At the Close of a Century
From the cotton-candy sweetness of "Hey Love" to the social commentary of "Living for the City" and "Happy Birthday," the unofficial theme song of the movement to establish a Martin Luther King Jr. national holiday, Stevie Wonder is an icon in the American cultural landscape. Fittingly, Motown Records has released AT THE CLOSE OF A CENTURY, a 70-track box set of his greatest hits.
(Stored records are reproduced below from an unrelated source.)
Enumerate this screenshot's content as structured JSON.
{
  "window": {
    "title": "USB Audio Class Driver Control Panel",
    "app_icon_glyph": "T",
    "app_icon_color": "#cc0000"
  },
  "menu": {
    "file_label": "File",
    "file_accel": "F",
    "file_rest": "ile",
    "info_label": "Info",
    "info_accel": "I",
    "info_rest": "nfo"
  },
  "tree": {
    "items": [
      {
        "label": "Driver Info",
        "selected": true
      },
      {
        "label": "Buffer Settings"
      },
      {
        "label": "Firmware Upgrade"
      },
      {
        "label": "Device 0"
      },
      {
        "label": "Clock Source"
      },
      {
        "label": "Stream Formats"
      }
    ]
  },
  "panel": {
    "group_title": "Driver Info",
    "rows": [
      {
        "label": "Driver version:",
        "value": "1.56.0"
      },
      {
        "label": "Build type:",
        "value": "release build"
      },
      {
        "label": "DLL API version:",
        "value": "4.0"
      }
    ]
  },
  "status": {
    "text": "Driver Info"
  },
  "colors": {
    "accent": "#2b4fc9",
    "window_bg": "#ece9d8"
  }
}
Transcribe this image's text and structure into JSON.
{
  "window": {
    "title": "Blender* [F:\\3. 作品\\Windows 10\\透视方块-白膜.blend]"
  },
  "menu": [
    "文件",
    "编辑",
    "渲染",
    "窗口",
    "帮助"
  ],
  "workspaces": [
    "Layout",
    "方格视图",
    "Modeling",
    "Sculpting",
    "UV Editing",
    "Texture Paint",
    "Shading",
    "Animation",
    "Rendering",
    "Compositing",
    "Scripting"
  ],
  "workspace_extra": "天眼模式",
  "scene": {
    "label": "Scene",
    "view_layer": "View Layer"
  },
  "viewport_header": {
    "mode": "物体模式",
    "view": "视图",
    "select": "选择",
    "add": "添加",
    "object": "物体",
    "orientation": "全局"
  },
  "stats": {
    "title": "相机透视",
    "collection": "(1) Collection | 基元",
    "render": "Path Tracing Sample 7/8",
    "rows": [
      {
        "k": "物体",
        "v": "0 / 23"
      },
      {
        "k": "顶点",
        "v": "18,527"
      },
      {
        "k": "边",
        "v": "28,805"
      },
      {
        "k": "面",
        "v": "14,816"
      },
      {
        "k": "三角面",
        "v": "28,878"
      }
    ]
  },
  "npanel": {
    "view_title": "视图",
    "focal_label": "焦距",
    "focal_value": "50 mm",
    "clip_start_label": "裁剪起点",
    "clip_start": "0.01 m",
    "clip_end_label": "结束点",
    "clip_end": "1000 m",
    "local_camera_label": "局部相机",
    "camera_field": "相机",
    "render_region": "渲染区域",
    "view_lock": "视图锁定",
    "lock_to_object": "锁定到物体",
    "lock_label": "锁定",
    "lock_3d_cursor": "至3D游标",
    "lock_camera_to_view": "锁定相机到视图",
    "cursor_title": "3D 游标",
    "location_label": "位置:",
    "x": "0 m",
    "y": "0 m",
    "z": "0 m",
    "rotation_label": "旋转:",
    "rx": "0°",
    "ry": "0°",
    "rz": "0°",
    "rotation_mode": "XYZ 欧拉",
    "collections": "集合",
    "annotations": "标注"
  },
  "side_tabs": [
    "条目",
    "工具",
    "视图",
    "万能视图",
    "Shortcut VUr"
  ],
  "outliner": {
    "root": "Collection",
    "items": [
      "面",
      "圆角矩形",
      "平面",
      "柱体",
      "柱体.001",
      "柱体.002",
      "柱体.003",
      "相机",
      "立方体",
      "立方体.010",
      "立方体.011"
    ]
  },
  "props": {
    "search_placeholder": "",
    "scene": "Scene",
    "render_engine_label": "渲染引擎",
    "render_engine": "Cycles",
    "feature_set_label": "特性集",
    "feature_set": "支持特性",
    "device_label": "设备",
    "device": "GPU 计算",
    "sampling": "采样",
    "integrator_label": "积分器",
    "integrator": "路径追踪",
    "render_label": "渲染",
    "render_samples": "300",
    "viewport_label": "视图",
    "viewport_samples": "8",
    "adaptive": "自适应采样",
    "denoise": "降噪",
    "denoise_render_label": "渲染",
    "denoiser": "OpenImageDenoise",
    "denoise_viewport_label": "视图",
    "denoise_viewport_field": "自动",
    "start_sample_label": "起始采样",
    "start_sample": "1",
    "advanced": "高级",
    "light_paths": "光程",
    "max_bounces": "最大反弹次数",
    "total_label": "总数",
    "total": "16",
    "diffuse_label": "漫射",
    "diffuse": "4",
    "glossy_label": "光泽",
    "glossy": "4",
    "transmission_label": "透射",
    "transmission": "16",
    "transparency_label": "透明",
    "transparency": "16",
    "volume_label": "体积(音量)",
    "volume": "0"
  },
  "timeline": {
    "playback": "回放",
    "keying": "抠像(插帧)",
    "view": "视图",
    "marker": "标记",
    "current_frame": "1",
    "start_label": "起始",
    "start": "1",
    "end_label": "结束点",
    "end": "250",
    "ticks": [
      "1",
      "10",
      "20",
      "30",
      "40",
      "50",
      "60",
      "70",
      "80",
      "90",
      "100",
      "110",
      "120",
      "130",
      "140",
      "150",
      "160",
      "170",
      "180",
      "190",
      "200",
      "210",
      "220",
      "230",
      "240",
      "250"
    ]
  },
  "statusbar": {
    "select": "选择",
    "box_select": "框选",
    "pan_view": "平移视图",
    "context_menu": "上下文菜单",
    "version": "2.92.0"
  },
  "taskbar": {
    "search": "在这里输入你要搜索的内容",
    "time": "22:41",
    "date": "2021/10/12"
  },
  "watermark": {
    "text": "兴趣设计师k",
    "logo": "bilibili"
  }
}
Unlike previously released overviews, CENTURY spans the entire four decades of Wonder's recordings, from 1962 to the mid-'90s. Disc One is stocked with tunes from Little Stevie Wonder's adolescent years, including his first hit, 1962's harmonica-pumping "Fingertips Pts. 1 & 2," and a 1967 version of "Until You Come Back to Me (That’s What I’m Gonna Do),” later remade by Aretha Franklin. Wonder's early songs alternately snap with enthusiasm ("Uptight (Everything’s Alright)" and "Signed, Sealed, Delivered I’m Yours") and sway with romanticism ("My Cherie Amour" and "For Once in My Life"). But it was after leaving Motown's sometimes-confining creative reins that Wonder went on to make soul -- and pop -- music history with a string of brilliant albums, beginning with the ambitious 1972 MUSIC OF MY MIND. Wonder ruled the decade from that point on, reaching even higher ground with the follow-up TALKING BOOK (1972), the near-perfect INNERVISIONS (1973), the double-LP masterpiece SONGS IN THE KEY OF LIFE (1976), and the pop success HOTTER THAN JULY (1980). With period essentials like "Superwoman (Where Were You When I Needed You)," "You Are the Sunshine of My Life," "Superstition," "Golden Lady," and "Sir Duke," this collection offers a window into Wonder's heightened social awareness as well as his innovations with the Moog synthesizer. Even in his later period, Wonder was adept at keeping his ear on the pulse of popular music, evident with "Part-Time Lover" from the platinum-selling IN SQUARE CIRCLE (1985) and the tepid yet hugely successful movie soundtrack contribution, "I Just Called to Say I Love You." The compilation's finale, "How Come, How Long," a duet with Babyface -- this generation's soulman, with an R&B Midas touch that rivals Wonder's -- symbolizes a metaphorical passing of the torch and is a telling tribute to the enduring legacy of black musicianship at the century's end. On the eve of the new millennium, this must-have collection is right on time.